LOOKING UP AT THE STARS IN THE LIBRARY - GUEST POST BY Jennifer L. Freedman, SCHOOL LIBRARY MEDIA SPECIALIST
The library world is ever changing. It’s a wonderful thing. And the best part? Librarians have the power to mold it into whatever they want. Personal computers? No problem. Internet? Got it covered. Social networking? Under control. Broadcast studio? Sure thing. Planetarium? Give me a week.
Wait, what? Yes, I am fortunate enough to have a planetarium adjacent to my library and at the first opportunity to run it, I jumped. I have never run a planetarium before and other than Astronomy 101 & 102 in community college many long forgotten years ago, I know little about the universe. But there was no way that was going to stop me. I spent hours learning how to use the technology and even more time figuring out ways to incorporate into the curriculum. My first venture was a lesson on Greek Mythology and Constellation Origins with an ELA teachers. The students loved it. The teacher loved it. I loved it. Four more teachers booked the lesson with me the very next day. Next up, the music and math departments.
Being a librarian is like having an open door to opportunity.
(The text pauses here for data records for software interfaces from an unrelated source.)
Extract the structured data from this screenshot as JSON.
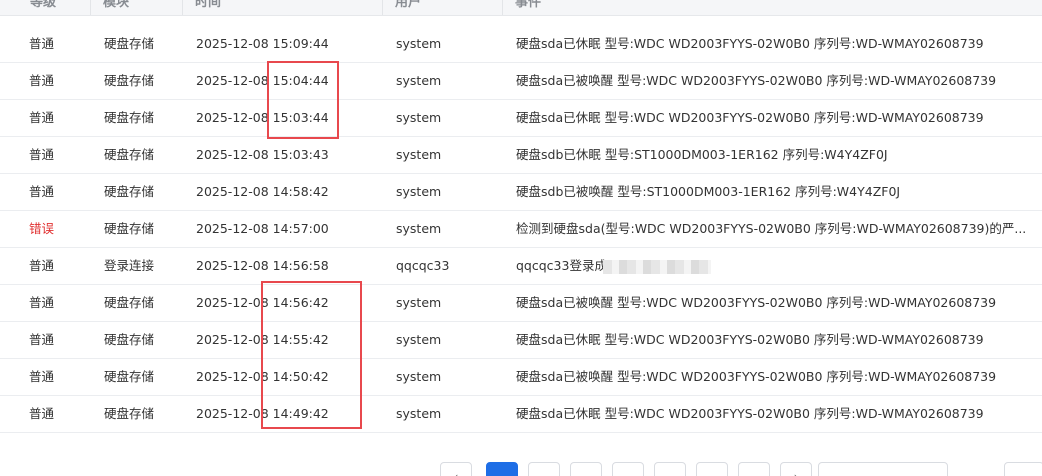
{
  "columns": [
    "等级",
    "模块",
    "时间",
    "用户",
    "事件"
  ],
  "rows": [
    {
      "level": "普通",
      "module": "硬盘存储",
      "time": "2025-12-08 15:09:44",
      "user": "system",
      "event": "硬盘sda已休眠 型号:WDC WD2003FYYS-02W0B0 序列号:WD-WMAY02608739"
    },
    {
      "level": "普通",
      "module": "硬盘存储",
      "time": "2025-12-08 15:04:44",
      "user": "system",
      "event": "硬盘sda已被唤醒 型号:WDC WD2003FYYS-02W0B0 序列号:WD-WMAY02608739"
    },
    {
      "level": "普通",
      "module": "硬盘存储",
      "time": "2025-12-08 15:03:44",
      "user": "system",
      "event": "硬盘sda已休眠 型号:WDC WD2003FYYS-02W0B0 序列号:WD-WMAY02608739"
    },
    {
      "level": "普通",
      "module": "硬盘存储",
      "time": "2025-12-08 15:03:43",
      "user": "system",
      "event": "硬盘sdb已休眠 型号:ST1000DM003-1ER162 序列号:W4Y4ZF0J"
    },
    {
      "level": "普通",
      "module": "硬盘存储",
      "time": "2025-12-08 14:58:42",
      "user": "system",
      "event": "硬盘sdb已被唤醒 型号:ST1000DM003-1ER162 序列号:W4Y4ZF0J"
    },
    {
      "level": "错误",
      "module": "硬盘存储",
      "time": "2025-12-08 14:57:00",
      "user": "system",
      "event": "检测到硬盘sda(型号:WDC WD2003FYYS-02W0B0 序列号:WD-WMAY02608739)的严..."
    },
    {
      "level": "普通",
      "module": "登录连接",
      "time": "2025-12-08 14:56:58",
      "user": "qqcqc33",
      "event": "qqcqc33登录成"
    },
    {
      "level": "普通",
      "module": "硬盘存储",
      "time": "2025-12-08 14:56:42",
      "user": "system",
      "event": "硬盘sda已被唤醒 型号:WDC WD2003FYYS-02W0B0 序列号:WD-WMAY02608739"
    },
    {
      "level": "普通",
      "module": "硬盘存储",
      "time": "2025-12-08 14:55:42",
      "user": "system",
      "event": "硬盘sda已休眠 型号:WDC WD2003FYYS-02W0B0 序列号:WD-WMAY02608739"
    },
    {
      "level": "普通",
      "module": "硬盘存储",
      "time": "2025-12-08 14:50:42",
      "user": "system",
      "event": "硬盘sda已被唤醒 型号:WDC WD2003FYYS-02W0B0 序列号:WD-WMAY02608739"
    },
    {
      "level": "普通",
      "module": "硬盘存储",
      "time": "2025-12-08 14:49:42",
      "user": "system",
      "event": "硬盘sda已休眠 型号:WDC WD2003FYYS-02W0B0 序列号:WD-WMAY02608739"
    }
  ],
  "colors": {
    "error": "#e03131",
    "highlight": "#e8484d",
    "active_page": "#1e6ee6"
  }
}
Sometimes opportunity walks right in. Most of the time, we have to go out and find it. Nobody came to me and asked me to incorporate the planetarium into their lessons. I went out and found them. Over the years, I have learned which teachers will allow me to experiment with their classes and which are happy to stay away. Every school librarian should know this. I seek out new challenges on a daily basis. I do not allow myself to get content in what I am doing because positive change in my world means positive change for the teachers and students. And I never, never turn down a challenge. Even when I know it’s something I can’t personally tackle, I will find a solution. Because even just pointing someone in the right direction or giving them an alternative plan is saying “yes, I can help you.”
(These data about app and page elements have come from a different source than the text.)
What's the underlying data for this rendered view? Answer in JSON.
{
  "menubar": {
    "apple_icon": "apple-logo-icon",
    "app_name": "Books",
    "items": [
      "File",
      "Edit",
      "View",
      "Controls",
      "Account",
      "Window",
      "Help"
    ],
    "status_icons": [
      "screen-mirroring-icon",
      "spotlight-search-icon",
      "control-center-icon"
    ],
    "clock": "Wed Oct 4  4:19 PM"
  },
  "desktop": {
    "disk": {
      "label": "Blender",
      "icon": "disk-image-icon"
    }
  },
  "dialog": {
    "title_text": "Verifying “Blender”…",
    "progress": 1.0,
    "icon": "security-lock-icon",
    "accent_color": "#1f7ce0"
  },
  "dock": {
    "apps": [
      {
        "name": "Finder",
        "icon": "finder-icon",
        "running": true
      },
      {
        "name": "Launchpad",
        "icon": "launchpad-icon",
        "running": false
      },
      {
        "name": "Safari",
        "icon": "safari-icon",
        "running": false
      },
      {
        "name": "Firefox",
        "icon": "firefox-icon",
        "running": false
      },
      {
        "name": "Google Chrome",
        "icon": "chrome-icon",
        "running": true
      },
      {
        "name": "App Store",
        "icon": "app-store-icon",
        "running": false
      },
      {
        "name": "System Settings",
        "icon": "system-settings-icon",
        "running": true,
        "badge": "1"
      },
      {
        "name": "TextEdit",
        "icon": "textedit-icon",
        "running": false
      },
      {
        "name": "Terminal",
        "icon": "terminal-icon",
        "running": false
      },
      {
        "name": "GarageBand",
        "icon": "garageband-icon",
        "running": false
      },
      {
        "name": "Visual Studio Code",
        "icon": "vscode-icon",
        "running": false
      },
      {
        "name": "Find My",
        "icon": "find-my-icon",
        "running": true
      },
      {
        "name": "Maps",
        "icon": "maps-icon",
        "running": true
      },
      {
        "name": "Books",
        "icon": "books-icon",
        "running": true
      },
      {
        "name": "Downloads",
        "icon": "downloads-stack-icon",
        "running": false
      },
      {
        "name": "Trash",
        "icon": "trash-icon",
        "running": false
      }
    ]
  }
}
Like a chameleon, I change my colors to fit into any situation.
But I do not use my ability to blend as an excuse to hide. I am out there. In everyone’s face. Always. Brining in new ideas or sharing a resources or inviting them to a new event. Some may find me annoying but for most I have become a valuable resource. Someone whom my school needs.
Kristina A Holzweiss